Blood Sweat & Tears Child is Father to the Man
Most people remember Blood Sweat & Tears as the incarnation led by the gravel-voiced white blues of David Clayton-Thomas. During his tenure as leader, the hits "Spinning Wheel," "And When I Die," and "Hi-De-Ho" helped to bring pop/rock/jazz to mainstream audiences. BS&T's debut, Child is Father to the Man, didn't feature Clayton-Thomas, nor did it spawn any hits, yet its remarkable influencedue primarily to Al Kooperopened the door not only for the latter day BS&T but also for such '70s pop/rock/jazz mavericks as Steely Dan and early Chicago.
Producer, session organist, guitarist, and Dylan band mate Al Kooper put the band together with the idea of incorporating his love of jazz (especially Maynard Ferguson) into a working jazz-oriented rock band. Kooper originally wanted to make this happen in Britain, but after a few shows with a handful of musicians in New York, Kooper formed the original BS&T.
As the group's self-appointed leader, the former Blues Project member intended to create a sound that utilized horns as much as rock guitar. Unlike R&B groups, the horns were not used to accent choruses; they played complex arrangements that flowed throughout, and Kooper and guitarist Steve Katz gave them room to solo. What is interesting about this record, unlike the more commercially successful followup, Blood Sweat and Tears II, is that it lacks the sappy commercialism that imbued tracks like "You Made Me So Very Happy."
Child is Father to the Man is not only one of the finest jazz/rock hybrids, it is one of the finest records of the late '60s, standing up along side the Rolling Stones' Beggar's Banquet, the Beatles' White Album, the Velvet Underground self titled, Van Morrison's Astral Weeks and Dylan's John Wesley Harding. It boasts many choice cuts from Kooper, as well as covers of Tim Buckley, Harry Nilsson and Gerry Goffin & Carole King. Though the album is enveloped with a great horn sound, the drops of Kooper's organ recall Jimmy Smith, while Katz plays some smokin' guitar solos that rival much of San Francisco's acid rock of the period.
Interestingly enough, Kooper also wanted to bring symphonic composition into the band's sound as well.
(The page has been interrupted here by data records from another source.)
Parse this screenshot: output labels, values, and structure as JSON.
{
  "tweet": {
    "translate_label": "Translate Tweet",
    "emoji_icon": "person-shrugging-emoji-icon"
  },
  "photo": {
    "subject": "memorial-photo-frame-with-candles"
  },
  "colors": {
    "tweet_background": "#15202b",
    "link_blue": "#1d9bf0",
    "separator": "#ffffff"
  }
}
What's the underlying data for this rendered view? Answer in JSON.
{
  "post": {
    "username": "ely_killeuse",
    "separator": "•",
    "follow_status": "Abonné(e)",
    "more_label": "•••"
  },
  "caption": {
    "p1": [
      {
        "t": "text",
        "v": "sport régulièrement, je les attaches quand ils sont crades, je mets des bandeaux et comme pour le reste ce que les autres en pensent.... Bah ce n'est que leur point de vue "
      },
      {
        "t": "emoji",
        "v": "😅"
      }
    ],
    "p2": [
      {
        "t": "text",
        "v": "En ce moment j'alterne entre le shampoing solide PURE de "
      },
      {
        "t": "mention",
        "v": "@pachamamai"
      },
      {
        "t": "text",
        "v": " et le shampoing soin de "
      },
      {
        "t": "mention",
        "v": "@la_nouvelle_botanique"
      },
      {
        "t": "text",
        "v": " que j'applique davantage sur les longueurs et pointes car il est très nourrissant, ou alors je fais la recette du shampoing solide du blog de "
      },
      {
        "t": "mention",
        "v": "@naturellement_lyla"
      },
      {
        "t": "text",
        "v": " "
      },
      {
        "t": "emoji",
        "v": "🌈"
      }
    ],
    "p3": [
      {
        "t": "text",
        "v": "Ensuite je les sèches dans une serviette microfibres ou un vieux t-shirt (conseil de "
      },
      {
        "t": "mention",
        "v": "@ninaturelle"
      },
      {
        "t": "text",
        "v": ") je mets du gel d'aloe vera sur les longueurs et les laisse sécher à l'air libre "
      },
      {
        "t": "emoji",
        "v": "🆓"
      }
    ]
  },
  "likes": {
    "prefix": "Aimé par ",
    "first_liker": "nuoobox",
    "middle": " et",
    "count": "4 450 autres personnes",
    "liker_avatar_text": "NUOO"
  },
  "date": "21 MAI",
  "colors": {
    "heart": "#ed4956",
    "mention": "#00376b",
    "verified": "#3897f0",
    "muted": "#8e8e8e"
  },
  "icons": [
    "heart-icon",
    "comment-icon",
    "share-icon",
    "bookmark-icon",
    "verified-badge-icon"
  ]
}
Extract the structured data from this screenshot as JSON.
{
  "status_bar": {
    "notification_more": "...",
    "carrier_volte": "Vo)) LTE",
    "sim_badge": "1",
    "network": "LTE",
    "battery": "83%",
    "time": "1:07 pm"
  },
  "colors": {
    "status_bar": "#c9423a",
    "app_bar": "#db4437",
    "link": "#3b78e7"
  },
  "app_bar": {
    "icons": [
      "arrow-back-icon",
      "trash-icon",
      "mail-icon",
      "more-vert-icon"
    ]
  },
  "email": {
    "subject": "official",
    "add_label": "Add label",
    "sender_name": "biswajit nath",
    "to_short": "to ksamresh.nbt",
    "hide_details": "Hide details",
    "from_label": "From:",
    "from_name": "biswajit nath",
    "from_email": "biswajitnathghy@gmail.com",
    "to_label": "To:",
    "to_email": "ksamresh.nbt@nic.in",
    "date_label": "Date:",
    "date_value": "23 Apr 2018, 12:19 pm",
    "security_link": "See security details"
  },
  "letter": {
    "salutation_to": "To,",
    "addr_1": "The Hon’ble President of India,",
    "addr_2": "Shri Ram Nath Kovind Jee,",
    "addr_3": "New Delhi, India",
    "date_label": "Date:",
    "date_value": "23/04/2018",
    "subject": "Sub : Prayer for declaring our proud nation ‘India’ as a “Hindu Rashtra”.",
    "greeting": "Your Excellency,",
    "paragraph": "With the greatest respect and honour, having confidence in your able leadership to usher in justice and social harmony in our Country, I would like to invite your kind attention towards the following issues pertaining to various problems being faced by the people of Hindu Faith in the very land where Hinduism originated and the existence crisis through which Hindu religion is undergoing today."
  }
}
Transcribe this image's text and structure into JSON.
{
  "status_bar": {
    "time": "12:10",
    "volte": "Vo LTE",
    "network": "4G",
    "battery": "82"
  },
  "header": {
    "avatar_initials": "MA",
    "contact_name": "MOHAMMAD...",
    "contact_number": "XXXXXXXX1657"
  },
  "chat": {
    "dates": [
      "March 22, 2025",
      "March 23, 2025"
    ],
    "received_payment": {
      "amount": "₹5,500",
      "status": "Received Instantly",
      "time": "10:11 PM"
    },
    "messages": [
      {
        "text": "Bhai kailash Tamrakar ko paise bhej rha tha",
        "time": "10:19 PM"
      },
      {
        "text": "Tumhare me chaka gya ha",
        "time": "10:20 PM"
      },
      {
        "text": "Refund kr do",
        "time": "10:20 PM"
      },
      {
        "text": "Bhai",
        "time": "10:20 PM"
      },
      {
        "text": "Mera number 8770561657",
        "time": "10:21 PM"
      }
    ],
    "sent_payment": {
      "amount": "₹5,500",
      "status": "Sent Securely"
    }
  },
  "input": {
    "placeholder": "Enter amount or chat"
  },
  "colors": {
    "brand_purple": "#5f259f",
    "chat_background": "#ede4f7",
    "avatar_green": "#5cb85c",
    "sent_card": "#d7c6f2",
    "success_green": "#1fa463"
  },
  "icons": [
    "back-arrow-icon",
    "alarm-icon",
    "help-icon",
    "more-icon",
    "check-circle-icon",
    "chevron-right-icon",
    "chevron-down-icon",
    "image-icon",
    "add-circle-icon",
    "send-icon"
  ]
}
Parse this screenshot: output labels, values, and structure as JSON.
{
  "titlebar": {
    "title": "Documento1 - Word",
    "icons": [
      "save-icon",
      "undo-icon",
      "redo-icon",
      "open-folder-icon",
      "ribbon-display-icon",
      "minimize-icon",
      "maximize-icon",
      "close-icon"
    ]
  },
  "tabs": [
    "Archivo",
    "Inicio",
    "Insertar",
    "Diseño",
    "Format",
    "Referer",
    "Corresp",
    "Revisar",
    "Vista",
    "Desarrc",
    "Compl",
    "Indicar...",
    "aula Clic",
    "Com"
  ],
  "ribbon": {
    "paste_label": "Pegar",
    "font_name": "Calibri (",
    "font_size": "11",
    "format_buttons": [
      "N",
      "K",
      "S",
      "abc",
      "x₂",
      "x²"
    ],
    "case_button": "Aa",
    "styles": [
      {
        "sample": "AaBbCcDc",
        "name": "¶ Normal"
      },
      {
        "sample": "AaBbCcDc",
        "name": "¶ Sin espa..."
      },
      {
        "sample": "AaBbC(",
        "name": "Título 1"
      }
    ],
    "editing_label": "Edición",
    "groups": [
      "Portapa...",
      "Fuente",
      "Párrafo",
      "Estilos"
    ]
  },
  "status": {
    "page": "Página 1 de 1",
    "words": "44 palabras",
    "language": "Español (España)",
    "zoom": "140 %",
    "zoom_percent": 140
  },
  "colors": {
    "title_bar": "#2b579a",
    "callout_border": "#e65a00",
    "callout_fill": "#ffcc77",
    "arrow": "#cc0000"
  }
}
Classical styles appear in the mix, but they do not copy the chamber pop of the Beatles, the Bee Gees, or Left Banke. Kooper uses a piano based style of composition that uses elements of 18th Centaury composers rather than arranging a pop piece into a chamber composition as George Martin would do with the Beatles. Unlike the rest of the record, the opening "Overture" mixes a healthy dose classical composition with pyschedelic grooves of laughter.
Then music works into Kooper's legendary blues grooves on "I Love You More Than You'll Ever Know" and "I Can't Quit You." But tracks such as the Buckley cover "Morning Glory" and the Kooper-penned "My Days are Numbered" feature a blazing jazz sound that works within the pop sound. "My Days are Numbered" features a bass and horn interchange that shows off just how brilliant an arranger Kooper could be.
Unlike the work of fusion giants who began to appear at this time, BS&T started from a rock environment, which formed the backbone of the group's music. Still, this record's progressive vibe and sound will be of interest to jazz fans looking for a little something out of the ordinary. Child is Father to the Man is one of the most original, eclectic, and brilliant recordings to come out of late-'60s rock and '70s fusion.
Tim Buckley, Blue Afternoon (Bizarre, 1969)
Chicago, Chicago Transit Authority (Columbia, 1969)
Chicago, Chicago II (Columbia, 1970)
Van Morrison, Astral Weeks (Warner Bros. 1968)
Van Morrison, Moondance (Warner Bros. 1970)
Santana, Caravansera (Columbia 1972)
The Soft Machine, Volume One (One Way 1968)
The Soft Machine, Volume Two (One Way 1969)
The Soft Machine, Third (Columbia 1970)
Steely Dan, Citizen Steely Dan 1972-1980 Box Set (MCA 1993)
Frank Zappa, Hot Rats (Bizarre/Reprise 1969)
Frank Zappa, Waka/Jawaka (Bizarre/Reprise 1972)
Frank Zappa, The Grand Wazoo (Bizarre/Reprise 1973)